When traveling to a foreign country, moments like this could be scary to some. It feels isolating to realize you don’t speak the most common language, and you don’t really know where you are. But since the most recent places I travelled to have been prominently English-speaking nations, I forget that I actually find it exhilarating. For me, finding my way in a place I don’t know is truly traveling.
I began my mainland European travels by visiting my friend Ti in Paris. She has been studying with a College of William and Mary program as well. It was my first time there; like many before me, I fell in love with the city. It is undoubtedly beautiful and there is something simply magical about Paris. What I like most about the city is how social and open it feels. Everywhere you look, there are sidewalk cafes where friends gather to eat and drink. The parks and riverside are always bustling with people. The city feels alive.
Since I was not staying in Ti’s dorm, there were times when I explored Paris alone. On my first night there, I went to visit the stunning La Basilique du Sacré-Cœur de Montmartre, which was a short walk from my hostel. These walks opened my eyes to some issues that female travelers face.
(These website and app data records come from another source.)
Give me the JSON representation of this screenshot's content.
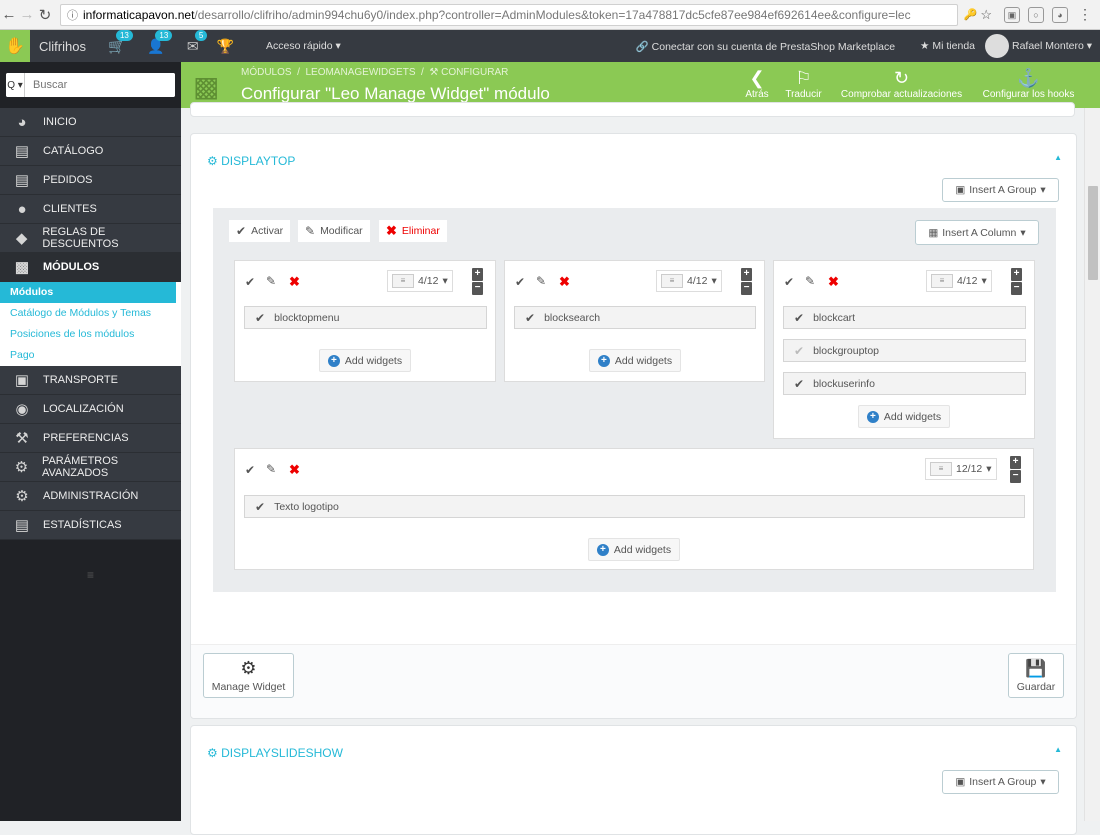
{
  "browser": {
    "url_domain": "informaticapavon.net",
    "url_rest": "/desarrollo/clifriho/admin994chu6y0/index.php?controller=AdminModules&token=17a478817dc5cfe87ee984ef692614ee&configure=lec"
  },
  "header": {
    "shop_name": "Clifrihos",
    "orders_count": "13",
    "customers_count": "13",
    "messages_count": "5",
    "quick_access": "Acceso rápido",
    "marketplace": "Conectar con su cuenta de PrestaShop Marketplace",
    "my_shop": "Mi tienda",
    "user": "Rafael Montero"
  },
  "sidebar": {
    "search_label": "Q",
    "search_placeholder": "Buscar",
    "items": [
      {
        "label": "INICIO",
        "icon": "tachometer-icon"
      },
      {
        "label": "CATÁLOGO",
        "icon": "book-icon"
      },
      {
        "label": "PEDIDOS",
        "icon": "credit-card-icon"
      },
      {
        "label": "CLIENTES",
        "icon": "users-icon"
      },
      {
        "label": "REGLAS DE DESCUENTOS",
        "icon": "tag-icon"
      },
      {
        "label": "MÓDULOS",
        "icon": "puzzle-icon"
      },
      {
        "label": "TRANSPORTE",
        "icon": "truck-icon"
      },
      {
        "label": "LOCALIZACIÓN",
        "icon": "globe-icon"
      },
      {
        "label": "PREFERENCIAS",
        "icon": "wrench-icon"
      },
      {
        "label": "PARÁMETROS AVANZADOS",
        "icon": "cogs-icon"
      },
      {
        "label": "ADMINISTRACIÓN",
        "icon": "cog-icon"
      },
      {
        "label": "ESTADÍSTICAS",
        "icon": "bar-chart-icon"
      }
    ],
    "subitems": [
      {
        "label": "Módulos"
      },
      {
        "label": "Catálogo de Módulos y Temas"
      },
      {
        "label": "Posiciones de los módulos"
      },
      {
        "label": "Pago"
      }
    ]
  },
  "pagehead": {
    "breadcrumb_1": "MÓDULOS",
    "breadcrumb_2": "LEOMANAGEWIDGETS",
    "breadcrumb_3": "CONFIGURAR",
    "title": "Configurar \"Leo Manage Widget\" módulo",
    "toolbar": {
      "back": "Atrás",
      "translate": "Traducir",
      "check_updates": "Comprobar actualizaciones",
      "hooks": "Configurar los hooks"
    }
  },
  "displaytop": {
    "title": "DISPLAYTOP",
    "insert_group": "Insert A Group",
    "insert_column": "Insert A Column",
    "activate": "Activar",
    "modify": "Modificar",
    "delete": "Eliminar",
    "columns": [
      {
        "size": "4/12",
        "widgets": [
          "blocktopmenu"
        ],
        "add": "Add widgets"
      },
      {
        "size": "4/12",
        "widgets": [
          "blocksearch"
        ],
        "add": "Add widgets"
      },
      {
        "size": "4/12",
        "widgets": [
          "blockcart",
          "blockgrouptop",
          "blockuserinfo"
        ],
        "add": "Add widgets"
      },
      {
        "size": "12/12",
        "widgets": [
          "Texto logotipo"
        ],
        "add": "Add widgets"
      }
    ],
    "manage_widget": "Manage Widget",
    "save": "Guardar"
  },
  "displayslideshow": {
    "title": "DISPLAYSLIDESHOW",
    "insert_group": "Insert A Group"
  }
}
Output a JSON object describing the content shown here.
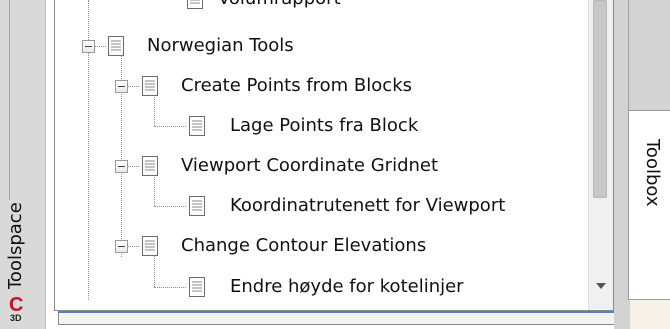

An important part of being a tourist is being aware of scams. Before travelling to Paris, I had learned about a scam in Paris where streets vendors will put a small wrapped bracelet around the arm of a female tourist and when she cannot get it off, they demand five euros. Even with my knowledge of this scam, I was shocked by the aggressiveness of these vendors when I faced it. I was walking up to Sacré-Cœur when I had to walk through a crowd of men “selling” these bracelets. Even despite my protests in French, two of men grabbed both of my wrists and attempted to force the bracelets on. After many verbal protests and physically trying to pull my hands away, I was able to fight them off, but as I was walking away from them I had to listen to lovely catcalls.
This happened again the next day at the Eiffel Tour, but I didn’t let this color my view of Paris. It is just one downside of traveling alone as a woman because these vendors do not go after men or a woman that is walking with a man. All I can suggest is people do research before they go somewhere so that they don’t fall prey to such scams.
After three days in Paris, I travelled to Antwerp, Belgium to see my Belgian friend, Frank, who took me on a road trip to the idyllic Bruges. The cobbled streets, canals and medieval buildings are absolutely charming. I had a wonderful weekend trying Belgian delicacies such as white asparagus, waffles, croquettes, cuberdon and of course Belgian beer. There is something wonderful about being shown a place through the eyes of a local.
Once I bid adieu to Frank, it was on to Leiden, Netherlands to see Julia, another friend from the College. It’s great to reunite with friends who are also studying abroad. Both Ti and Julia seemed so very happy and had grown and matured so much. It’s really wonderful to see how happy my friends have been with their decision to go abroad.
Julia and I took the short train ride to Amsterdam and met up with a friend of mine from Exeter. The weather was great for exploring this cool city. One of my personal favorite stops was the Rijskmuseum, which is home to famous paintings such as Rembrandt’s “The Night Watch” and Vincent Van Gogh’s self portrait. This trip exposed me to a lot of famous art, as I also visited the Musée de Lourve in Paris, where I saw the Mona Lisa. It is unreal to see such famous works in person.
Now I am back at Exeter, gearing up for a final English paper and a final exam. Since the semester is winding down at the College, this will be my last blog, but I’m here until mid-June.
I cannot believe how fast the time has gone. It’s hard to put into words what this experience has meant for me. I’ve made forever friends and travelled to incredible places. I think the best part of studying abroad is how much it forces you to grow as a person. Living abroad, away from your family and friends, puts everything in your life into perspective. I only hope I retain that perspective when I return home.
I could not recommend enough that you go abroad. Yet again, I am deferring to a quote to say what I am unable to. In the words of Pico Iyer, “And if travel is like love, it is, in the end, mostly because it’s a heightened state of awareness, in which we are mindful, receptive, undimmed by familiarity and ready to be transformed. That is why the best trips, like the best love affairs, never really end.
Thanks for reading.